The theme of name and identity is important in Chapter 3, when Gogol starts kindergarten. His parents intend for him to go by "Nikhil" at school and "Gogol" at home, but Gogol is confused and doesn't want a new name: "He is afraid to be Nikhil, someone he doesn't know. Who doesn't know him." As a child, he associates a new name with a new identity. Gogol is not bothered by the unusual nature of his name until he is eleven and realizes, on a class trip to a cemetery, that his name is unique. He makes rubbings of the other gravestones with names he has never heard before because he relates to them.
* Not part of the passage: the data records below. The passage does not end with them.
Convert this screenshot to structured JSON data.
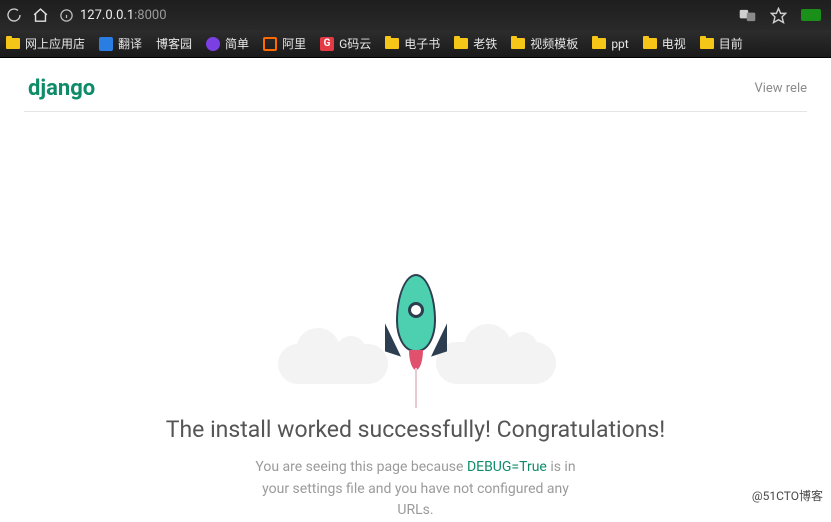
{
  "browser": {
    "url_host": "127.0.0.1",
    "url_port": ":8000"
  },
  "bookmarks": [
    {
      "label": "网上应用店",
      "icon": "folder"
    },
    {
      "label": "翻译",
      "icon": "blue"
    },
    {
      "label": "博客园",
      "icon": "none"
    },
    {
      "label": "简单",
      "icon": "purple"
    },
    {
      "label": "阿里",
      "icon": "orange"
    },
    {
      "label": "G码云",
      "icon": "red",
      "glyph": "G"
    },
    {
      "label": "电子书",
      "icon": "folder"
    },
    {
      "label": "老铁",
      "icon": "folder"
    },
    {
      "label": "视频模板",
      "icon": "folder"
    },
    {
      "label": "ppt",
      "icon": "folder"
    },
    {
      "label": "电视",
      "icon": "folder"
    },
    {
      "label": "目前",
      "icon": "folder"
    }
  ],
  "page": {
    "brand": "django",
    "release_link": "View rele",
    "headline": "The install worked successfully! Congratulations!",
    "sub_before": "You are seeing this page because ",
    "sub_debug": "DEBUG=True",
    "sub_after1": " is in",
    "sub_line2": "your settings file and you have not configured any",
    "sub_line3": "URLs."
  },
  "watermark": "@51CTO博客"
}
By his fourteenth birthday, Gogol has come to hate his name and resents being asked about it. There are many different names for Gogol and Sonia to remember for their relatives in Calcutta, "to signify whether they are related on their mother's or their father's side, by marriage or by blood." At the college party, Gogol is reluctant to introduce himself to Kim as "Gogol," so he says his name is Nikhil. It gives him the confidence to kiss her: "It hadn't been Gogol who had kissed Kim... Gogol had nothing to do with it."

The tension between the way things are in the United States and the way things are in India is apparent in the character of Mrs. Jones, the elderly secretary whom Ashoke shares with the other members of his department at the university. She lives alone and sees her children and grandchildren rarely; this is "a life that Ashoke's mother would find humiliating." As the Ganguli children grow up as Americans, their parents give in to certain American traditions. For his fourteenth birthday, Gogol has two celebrations: one that is typically American and one that is Bengali.

The language barrier arises as an issue as Gogol and Sonia grow older. Ashima and Ashoke send them to Bengali language and culture classes every other Saturday, but "it never fails to unsettle them, that their children sound just like Americans, expertly conversing in a language that still at times confounds them, in accents they are accustomed not to trust."

Ashima feels alienated in the suburbs; this alienation of being a foreigner is compared to "a sort of lifelong pregnancy," because it is "a perpetual wait, a constant burden, a continuous feeling out of sorts... something that elicits the same curiosity from strangers, the same combination of pity and respect." Gogol also feels alienated, especially when he realizes that "no one he knows in the world, in Russia or India or America or anywhere, shares his name. Not even the source of his namesake."

As Gogol gains consciousness as a child, maturing from infancy, the third person voice begins to favor his point of view. For the first few months in the Ganguli's new home, Gogol plays in the yard; "for the rest of his life he will remember that cold overcast spring, digging in the dirt, collecting rocks, discovering black and yellow salamanders beneath an overturned slab of slate."

The theme of the relationship between parents and children becomes prominent, as Gogol grows old enough to interact with his parents as a child. While Ashima is pregnant with Sonia, Gogol and Ashoke eat dinner alone together and Ashoke scolds Gogol for playing with his food. He says, "At your age I ate tin," to draw attention to how grateful Gogol should be for having the food to eat. The relationship between Ashima and Ashoke and their own parents is also mentioned when they find out that their parents have died; Ashoke's parents both die of cancer, and Ashima's mother dies of kidney disease. They learn about these deaths by phone calls.

Ashoke decides not to tell Gogol about his near-death experience because he realizes that Gogol is not able to understand it yet. This decision points to the tension between life and death: "Today, his son's birthday, is a day to honor life, not brushes with death. And so, for now, Ashoke decides to keep the explanation of his son's name to himself."